One of the challenges for Gefco in this transformation of the supplier network is that it will take place on a plant-by-plant basis as vehicle models are renewed, rather than all at once.
“We will have to have a very dynamic transport plan, which will be in steps so we can cope with the change that will happen,” says Redier. “We will have not only to optimise, but to organise, so that, step by step, we will always be at the most efficient point.”
To manage this, Gefco is extending the supply chain architecture it set up for PSA a few years ago, whereby the logistics provider redesigned its services in a way that yielded major savings for the carmaker. It has been extending this since PSA bought Opel/Vauxhall and is currently in the process of locating one supply chain engineering specialist in each assembly plant to analyse flows and make proposals to enhance efficiency back to Gefco’s central engineering team.
Savings are also being made in outbound as part of the Pace! plan. Opel has sold its dealer network in the Scandinavian, Nordic and Baltic countries, for example, and is using importers to handle the business. LänsiAuto is handling imports in Finland and the Baltic States, with Bertel O Steen in Norway and Interdan Bil in Denmark and Sweden. The OEM is planning similar moves elsewhere.
That will reduce business for Gefco’s 4PL Solutions arm, but its 3PL operation can still compete directly for work in these areas.
Separate from 3PL
One of the principles of the 4PL service Gefco has implemented for Opel/Vauxhall is that it will remain a separate entity from the rest of the logistics provider’s organisation. In terms of IT, for instance, Gefco’s 4PL operation uses its own tools, which are not accessible to its 3PL operations.
“This was a condition of being able to include Gefco [as a] 3PL in our tenders,” explains Redier. “We have the obligation to be fully objective, otherwise it could be distorting competition and giving an advantage to Gefco as a 3PL.”
The share of Gefco’s third-party business for Opel/Vauxhall has remained almost exactly the same since the beginning of the contract, however.
Gefco was the first logistics provider to GM Europe and its 3PL operations for the OEM date back to before the 4PL contract – something Redier says was “one of the reasons Opel/Vauxhall trusted Gefco in going for a full outsourcing of the activity”.
In parallel with these developments, Gefco has plans to become a public company. It has reaffirmed that it is looking to make a public offering on the Euronext Paris stock exchange in 2019 and says the move will allow it “to enhance its growth opportunities and increase its leadership position in the automotive and broader logistics sector”.

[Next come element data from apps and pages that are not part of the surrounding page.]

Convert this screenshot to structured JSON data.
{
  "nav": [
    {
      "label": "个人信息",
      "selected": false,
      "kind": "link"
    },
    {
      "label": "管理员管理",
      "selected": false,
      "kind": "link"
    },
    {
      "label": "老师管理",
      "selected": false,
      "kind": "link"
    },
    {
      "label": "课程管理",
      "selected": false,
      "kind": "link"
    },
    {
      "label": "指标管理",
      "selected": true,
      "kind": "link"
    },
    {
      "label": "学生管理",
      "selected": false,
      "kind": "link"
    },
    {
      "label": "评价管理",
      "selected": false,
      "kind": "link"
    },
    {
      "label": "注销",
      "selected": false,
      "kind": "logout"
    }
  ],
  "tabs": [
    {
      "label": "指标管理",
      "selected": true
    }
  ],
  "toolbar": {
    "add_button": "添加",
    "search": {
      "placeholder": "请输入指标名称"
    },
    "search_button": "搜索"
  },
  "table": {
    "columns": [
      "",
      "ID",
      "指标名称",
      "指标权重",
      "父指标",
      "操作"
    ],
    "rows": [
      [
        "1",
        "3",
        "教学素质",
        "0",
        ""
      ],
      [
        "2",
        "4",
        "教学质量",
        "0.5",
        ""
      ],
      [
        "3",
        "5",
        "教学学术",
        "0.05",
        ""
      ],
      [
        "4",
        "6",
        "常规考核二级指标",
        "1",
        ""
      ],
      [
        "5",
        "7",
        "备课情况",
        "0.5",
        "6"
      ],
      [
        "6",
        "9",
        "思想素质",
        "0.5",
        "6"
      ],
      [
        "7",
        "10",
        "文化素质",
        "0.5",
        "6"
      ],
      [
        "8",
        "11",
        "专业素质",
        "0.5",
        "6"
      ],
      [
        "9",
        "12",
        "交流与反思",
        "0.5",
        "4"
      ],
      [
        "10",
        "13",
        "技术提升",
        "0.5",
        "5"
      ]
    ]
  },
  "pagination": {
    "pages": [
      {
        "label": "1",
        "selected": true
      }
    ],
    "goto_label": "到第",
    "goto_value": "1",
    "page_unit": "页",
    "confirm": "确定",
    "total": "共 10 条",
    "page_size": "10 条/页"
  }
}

The logistics provider posted revenue growth of 6.3% for the first nine months of 2018, compared with the same period last year, and says its finished vehicle logistics business was notable in its contribution to the results. Revenue from the finished vehicle business increased by 7.2% to €1.4m, mainly driven by Groupe PSA volumes. Higher production at PSA plants has also helped Gefco to increase revenue in its Overland and Contract Logistics business by 4.5% to €1.6m.
As part of the IPO move, Russian Railways, which has a majority stake in Gefco, says it will make a partial reduction of its 75% stake to below 50%. Gefco’s former owner and partial stakeholder, Groupe PSA, will reduce its stake to below 10% of capital should the flotation go ahead. Groupe PSA sold 75% of Gefco to RZD in 2013 for €800m. How Gefco’s plan to become a public company might affect its contract with Opel/Vauxhall remains to be seen.